In physics, coherence is a property of waves that enables stationary interference. More generally, coherence describes all properties of the correlation between physical quantities of a wave....

. When the walls are only a few wavelengths apart, as arises for example with the thin film

Thin film

A thin film is a layer of material ranging from fractions of a nanometer to several micrometers in thickness. Electronic semiconductor devices and optical coatings are the main applications benefiting from thin film construction....

s used in the manufacture of optical coating

Optical coating

An optical coating is one or more thin layers of material deposited on an optical component such as a lens or mirror, which alters the way in which the optic reflects and transmits light. One type of optical coating is an antireflection coating, which reduces unwanted reflections from surfaces, and...
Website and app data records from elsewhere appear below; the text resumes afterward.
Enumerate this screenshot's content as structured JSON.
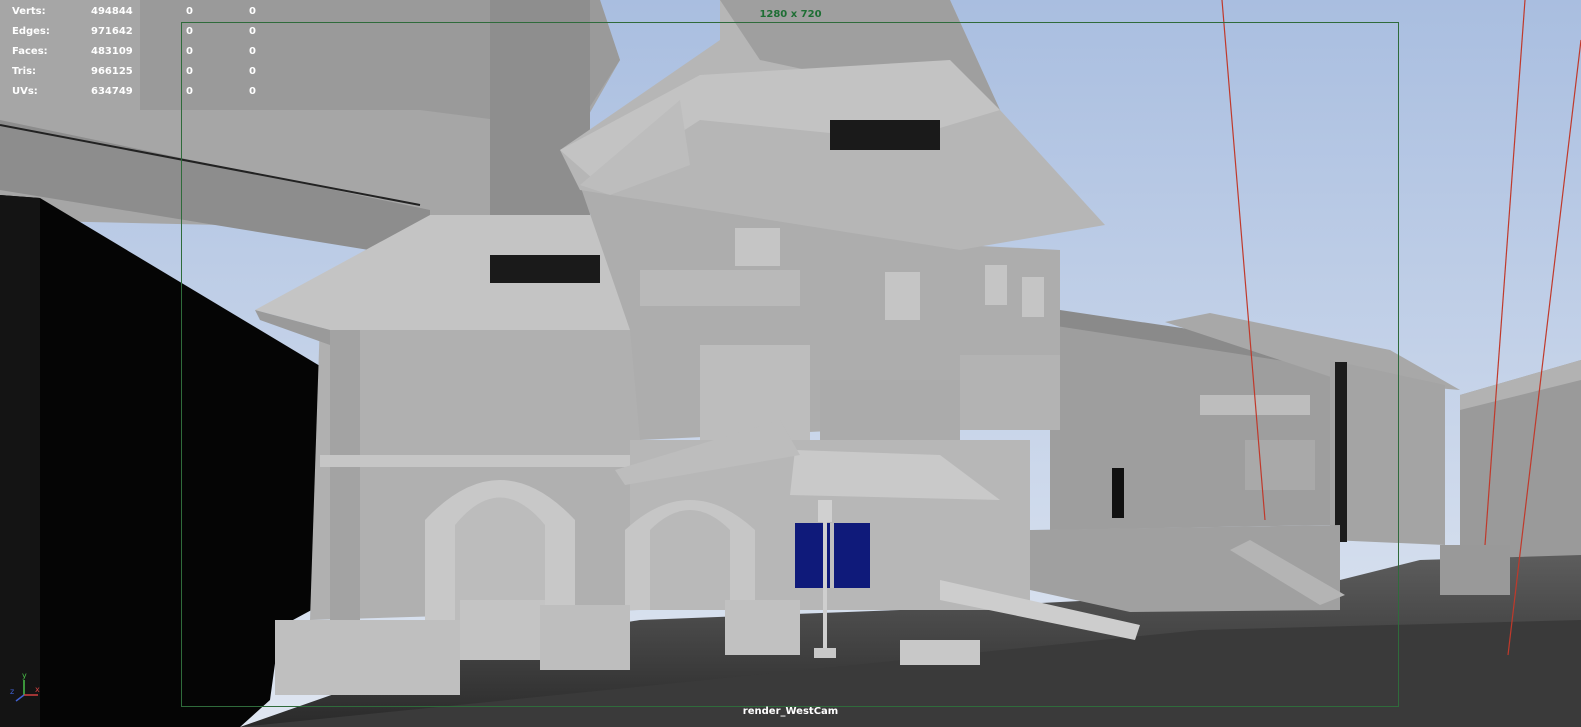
{
  "stats": [
    {
      "label": "Verts:",
      "value": "494844",
      "selected": "0",
      "triangles_selected": "0"
    },
    {
      "label": "Edges:",
      "value": "971642",
      "selected": "0",
      "triangles_selected": "0"
    },
    {
      "label": "Faces:",
      "value": "483109",
      "selected": "0",
      "triangles_selected": "0"
    },
    {
      "label": "Tris:",
      "value": "966125",
      "selected": "0",
      "triangles_selected": "0"
    },
    {
      "label": "UVs:",
      "value": "634749",
      "selected": "0",
      "triangles_selected": "0"
    }
  ],
  "resolution_gate_label": "1280 x 720",
  "camera_label": "render_WestCam",
  "axis": {
    "y": "y",
    "x": "x",
    "z": "z"
  },
  "colors": {
    "sky": "#c9d6ea",
    "gate_border": "#2f6b3b",
    "hud_text": "#ffffff",
    "resolution_text": "#1e6e34",
    "window_glass": "#0f1a7a",
    "red_lines": "#c0392b"
  }
}
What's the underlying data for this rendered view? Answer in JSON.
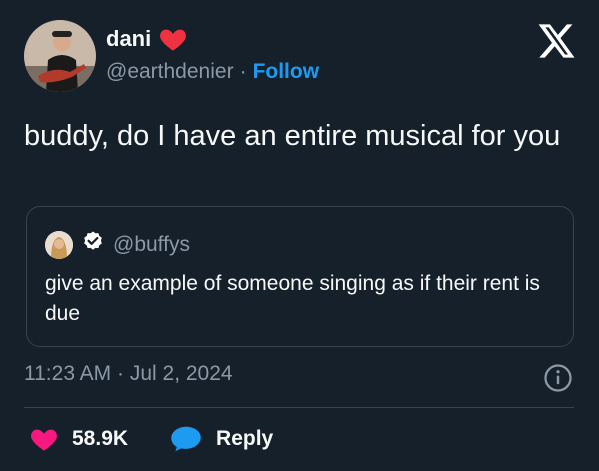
{
  "author": {
    "name": "dani",
    "handle": "@earthdenier",
    "separator": "·",
    "follow_label": "Follow",
    "badge_icon": "red-heart-icon"
  },
  "tweet": {
    "text": "buddy, do I have an entire musical for you"
  },
  "quoted_tweet": {
    "handle": "@buffys",
    "verified_icon": "verified-badge-icon",
    "text": "give an example of someone singing as if their rent is due"
  },
  "meta": {
    "timestamp": "11:23 AM · Jul 2, 2024"
  },
  "actions": {
    "likes_count": "58.9K",
    "reply_label": "Reply"
  },
  "colors": {
    "background": "#15202b",
    "accent": "#1d9bf0",
    "like": "#f91880",
    "muted": "#8b98a5",
    "border": "#38444d"
  }
}
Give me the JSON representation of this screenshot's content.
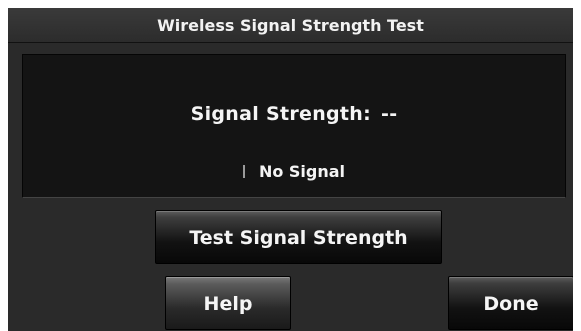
{
  "title": "Wireless Signal Strength Test",
  "signal": {
    "strength_label": "Signal Strength:",
    "strength_value": "--",
    "status": "No Signal"
  },
  "buttons": {
    "test": "Test Signal Strength",
    "help": "Help",
    "done": "Done"
  },
  "icons": {
    "signal_bars": "signal-bars-icon"
  }
}
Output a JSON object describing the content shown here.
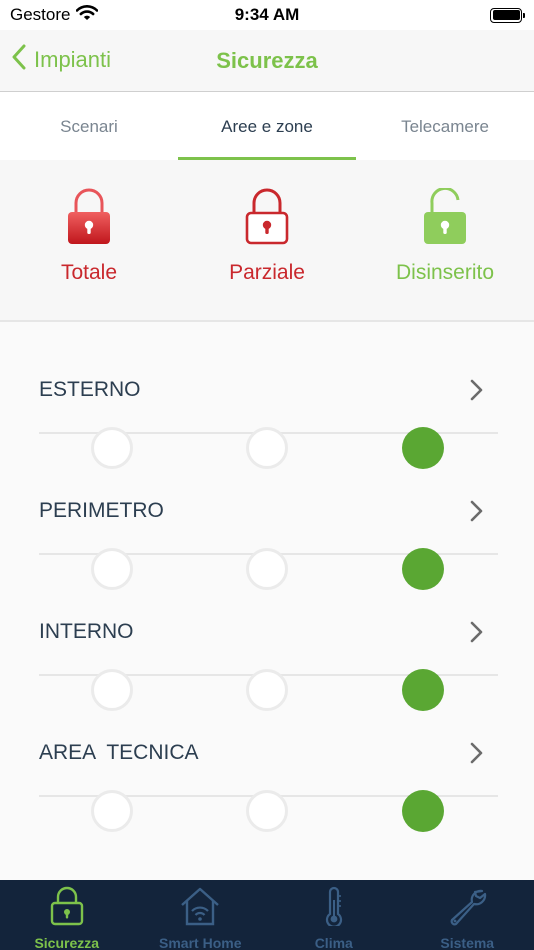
{
  "status_bar": {
    "carrier": "Gestore",
    "time": "9:34 AM"
  },
  "nav": {
    "back_label": "Impianti",
    "title": "Sicurezza"
  },
  "tabs": [
    {
      "label": "Scenari",
      "active": false
    },
    {
      "label": "Aree e zone",
      "active": true
    },
    {
      "label": "Telecamere",
      "active": false
    }
  ],
  "modes": [
    {
      "label": "Totale",
      "icon": "lock-closed-filled-icon"
    },
    {
      "label": "Parziale",
      "icon": "lock-closed-outline-icon"
    },
    {
      "label": "Disinserito",
      "icon": "lock-open-icon"
    }
  ],
  "zones": [
    {
      "name": "ESTERNO",
      "selected_stop": 3
    },
    {
      "name": "PERIMETRO",
      "selected_stop": 3
    },
    {
      "name": "INTERNO",
      "selected_stop": 3
    },
    {
      "name": "AREA  TECNICA",
      "selected_stop": 3
    }
  ],
  "tab_bar": [
    {
      "label": "Sicurezza",
      "icon": "lock-icon",
      "active": true
    },
    {
      "label": "Smart Home",
      "icon": "smart-home-icon",
      "active": false
    },
    {
      "label": "Clima",
      "icon": "thermometer-icon",
      "active": false
    },
    {
      "label": "Sistema",
      "icon": "wrench-icon",
      "active": false
    }
  ],
  "colors": {
    "accent_green": "#7dc24b",
    "alarm_red": "#c9282d",
    "active_stop": "#5aa733",
    "tab_bar_bg": "#13243b",
    "tab_bar_inactive": "#3b5f86"
  }
}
s, the reflections tend to combine coherently

Coherence (physics)

In physics, coherence is a property of waves that enables stationary interference. More generally, coherence describes all properties of the correlation between physical quantities of a wave....

, resulting in interference. In such a situation the above formula becomes invalid, and one must then add amplitudes instead of intensities, taking into account the phase

Phase (waves)

Phase in waves is the fraction of a wave cycle which has elapsed relative to an arbitrary point.-Formula:The phase of an oscillation or wave refers to a sinusoidal function such as the following:...

shift as the gap is traversed and the phase reversal that occurs with reflection, concerns that did not arise in the incoherent large-gap or thick-film case.

## See also

- Radiant barrierRadiant barrierRadiant barriers or reflective barriers inhibit heat transfer by thermal radiation. Thermal energy may also be transferred via conduction or convection, however, and radiant barriers do not necessarily protect against heat transfer via conduction or convection....
- ReflectivityReflectivityIn optics and photometry, reflectivity is the fraction of incident radiation reflected by a surface. In general it must be treated as a directional property that is a function of the reflected direction, the incident direction, and the incident wavelength...
- Thermal radiationThermal radiationThermal radiation is electromagnetic radiation generated by the thermal motion of charged particles in matter. All matter with a temperature greater than absolute zero emits thermal radiation....
- Form factor (radiative transfer)
- Sakuma–Hattori equation

## External links

- Emissivity of some common materials
- An open community-focused website & directory with resources related to spectral emissivity and emittance. On this site, the focus is on available data, references and links to resources related to spectral emissivity as it is measured & used in thermal radiation thermometry and thermography (thermal imaging)